> _Problem details_
Once the images are set aside, return every entry exactly.

> _Extracted data_
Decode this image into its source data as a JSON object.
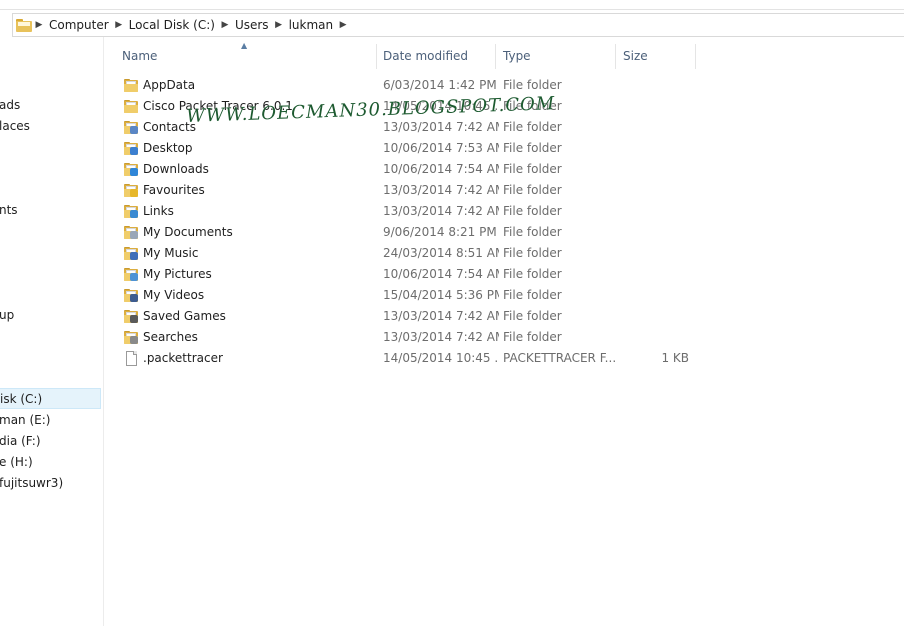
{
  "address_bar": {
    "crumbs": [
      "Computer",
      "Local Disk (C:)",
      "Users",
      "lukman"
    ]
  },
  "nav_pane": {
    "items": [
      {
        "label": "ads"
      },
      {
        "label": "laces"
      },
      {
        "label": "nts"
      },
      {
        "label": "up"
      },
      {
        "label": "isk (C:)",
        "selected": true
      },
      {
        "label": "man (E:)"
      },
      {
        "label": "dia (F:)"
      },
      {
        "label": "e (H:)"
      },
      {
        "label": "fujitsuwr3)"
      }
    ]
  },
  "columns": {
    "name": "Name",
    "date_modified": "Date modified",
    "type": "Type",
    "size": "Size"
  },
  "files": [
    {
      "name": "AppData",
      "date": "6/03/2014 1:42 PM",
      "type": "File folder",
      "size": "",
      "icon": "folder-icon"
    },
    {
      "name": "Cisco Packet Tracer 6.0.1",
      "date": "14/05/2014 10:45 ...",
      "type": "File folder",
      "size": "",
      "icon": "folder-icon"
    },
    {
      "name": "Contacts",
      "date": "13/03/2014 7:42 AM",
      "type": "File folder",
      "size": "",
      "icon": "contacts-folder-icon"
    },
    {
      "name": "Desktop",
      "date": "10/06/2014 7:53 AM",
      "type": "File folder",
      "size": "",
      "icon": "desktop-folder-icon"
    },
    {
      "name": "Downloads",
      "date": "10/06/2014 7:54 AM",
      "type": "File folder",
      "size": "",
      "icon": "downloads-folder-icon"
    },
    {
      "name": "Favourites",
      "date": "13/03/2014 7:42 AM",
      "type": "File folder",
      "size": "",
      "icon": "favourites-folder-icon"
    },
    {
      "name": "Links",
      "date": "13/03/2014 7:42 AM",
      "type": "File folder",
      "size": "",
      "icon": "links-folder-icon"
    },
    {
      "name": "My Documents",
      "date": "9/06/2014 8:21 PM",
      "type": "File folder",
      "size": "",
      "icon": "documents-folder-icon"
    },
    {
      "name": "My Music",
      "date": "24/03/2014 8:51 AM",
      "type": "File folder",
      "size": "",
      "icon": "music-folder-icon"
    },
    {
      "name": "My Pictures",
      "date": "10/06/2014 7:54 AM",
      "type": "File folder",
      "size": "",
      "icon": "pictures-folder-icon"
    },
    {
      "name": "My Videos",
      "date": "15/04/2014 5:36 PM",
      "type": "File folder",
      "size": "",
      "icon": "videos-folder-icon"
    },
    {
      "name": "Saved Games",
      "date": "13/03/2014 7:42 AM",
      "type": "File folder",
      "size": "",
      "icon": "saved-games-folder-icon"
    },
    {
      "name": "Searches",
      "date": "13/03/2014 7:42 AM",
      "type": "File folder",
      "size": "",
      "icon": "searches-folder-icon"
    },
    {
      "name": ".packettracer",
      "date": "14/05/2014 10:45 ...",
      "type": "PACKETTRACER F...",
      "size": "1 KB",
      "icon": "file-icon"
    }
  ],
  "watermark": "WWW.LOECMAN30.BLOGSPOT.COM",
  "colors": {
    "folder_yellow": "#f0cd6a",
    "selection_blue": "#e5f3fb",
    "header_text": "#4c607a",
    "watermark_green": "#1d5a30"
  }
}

> _Answer below_
Decode this image into its source data as a JSON object.
{
  "address_bar": {
    "crumbs": [
      "Computer",
      "Local Disk (C:)",
      "Users",
      "lukman"
    ]
  },
  "nav_pane": {
    "items": [
      {
        "label": "ads"
      },
      {
        "label": "laces"
      },
      {
        "label": "nts"
      },
      {
        "label": "up"
      },
      {
        "label": "isk (C:)",
        "selected": true
      },
      {
        "label": "man (E:)"
      },
      {
        "label": "dia (F:)"
      },
      {
        "label": "e (H:)"
      },
      {
        "label": "fujitsuwr3)"
      }
    ]
  },
  "columns": {
    "name": "Name",
    "date_modified": "Date modified",
    "type": "Type",
    "size": "Size"
  },
  "files": [
    {
      "name": "AppData",
      "date": "6/03/2014 1:42 PM",
      "type": "File folder",
      "size": "",
      "icon": "folder-icon"
    },
    {
      "name": "Cisco Packet Tracer 6.0.1",
      "date": "14/05/2014 10:45 ...",
      "type": "File folder",
      "size": "",
      "icon": "folder-icon"
    },
    {
      "name": "Contacts",
      "date": "13/03/2014 7:42 AM",
      "type": "File folder",
      "size": "",
      "icon": "contacts-folder-icon"
    },
    {
      "name": "Desktop",
      "date": "10/06/2014 7:53 AM",
      "type": "File folder",
      "size": "",
      "icon": "desktop-folder-icon"
    },
    {
      "name": "Downloads",
      "date": "10/06/2014 7:54 AM",
      "type": "File folder",
      "size": "",
      "icon": "downloads-folder-icon"
    },
    {
      "name": "Favourites",
      "date": "13/03/2014 7:42 AM",
      "type": "File folder",
      "size": "",
      "icon": "favourites-folder-icon"
    },
    {
      "name": "Links",
      "date": "13/03/2014 7:42 AM",
      "type": "File folder",
      "size": "",
      "icon": "links-folder-icon"
    },
    {
      "name": "My Documents",
      "date": "9/06/2014 8:21 PM",
      "type": "File folder",
      "size": "",
      "icon": "documents-folder-icon"
    },
    {
      "name": "My Music",
      "date": "24/03/2014 8:51 AM",
      "type": "File folder",
      "size": "",
      "icon": "music-folder-icon"
    },
    {
      "name": "My Pictures",
      "date": "10/06/2014 7:54 AM",
      "type": "File folder",
      "size": "",
      "icon": "pictures-folder-icon"
    },
    {
      "name": "My Videos",
      "date": "15/04/2014 5:36 PM",
      "type": "File folder",
      "size": "",
      "icon": "videos-folder-icon"
    },
    {
      "name": "Saved Games",
      "date": "13/03/2014 7:42 AM",
      "type": "File folder",
      "size": "",
      "icon": "saved-games-folder-icon"
    },
    {
      "name": "Searches",
      "date": "13/03/2014 7:42 AM",
      "type": "File folder",
      "size": "",
      "icon": "searches-folder-icon"
    },
    {
      "name": ".packettracer",
      "date": "14/05/2014 10:45 ...",
      "type": "PACKETTRACER F...",
      "size": "1 KB",
      "icon": "file-icon"
    }
  ],
  "watermark": "WWW.LOECMAN30.BLOGSPOT.COM",
  "colors": {
    "folder_yellow": "#f0cd6a",
    "selection_blue": "#e5f3fb",
    "header_text": "#4c607a",
    "watermark_green": "#1d5a30"
  }
}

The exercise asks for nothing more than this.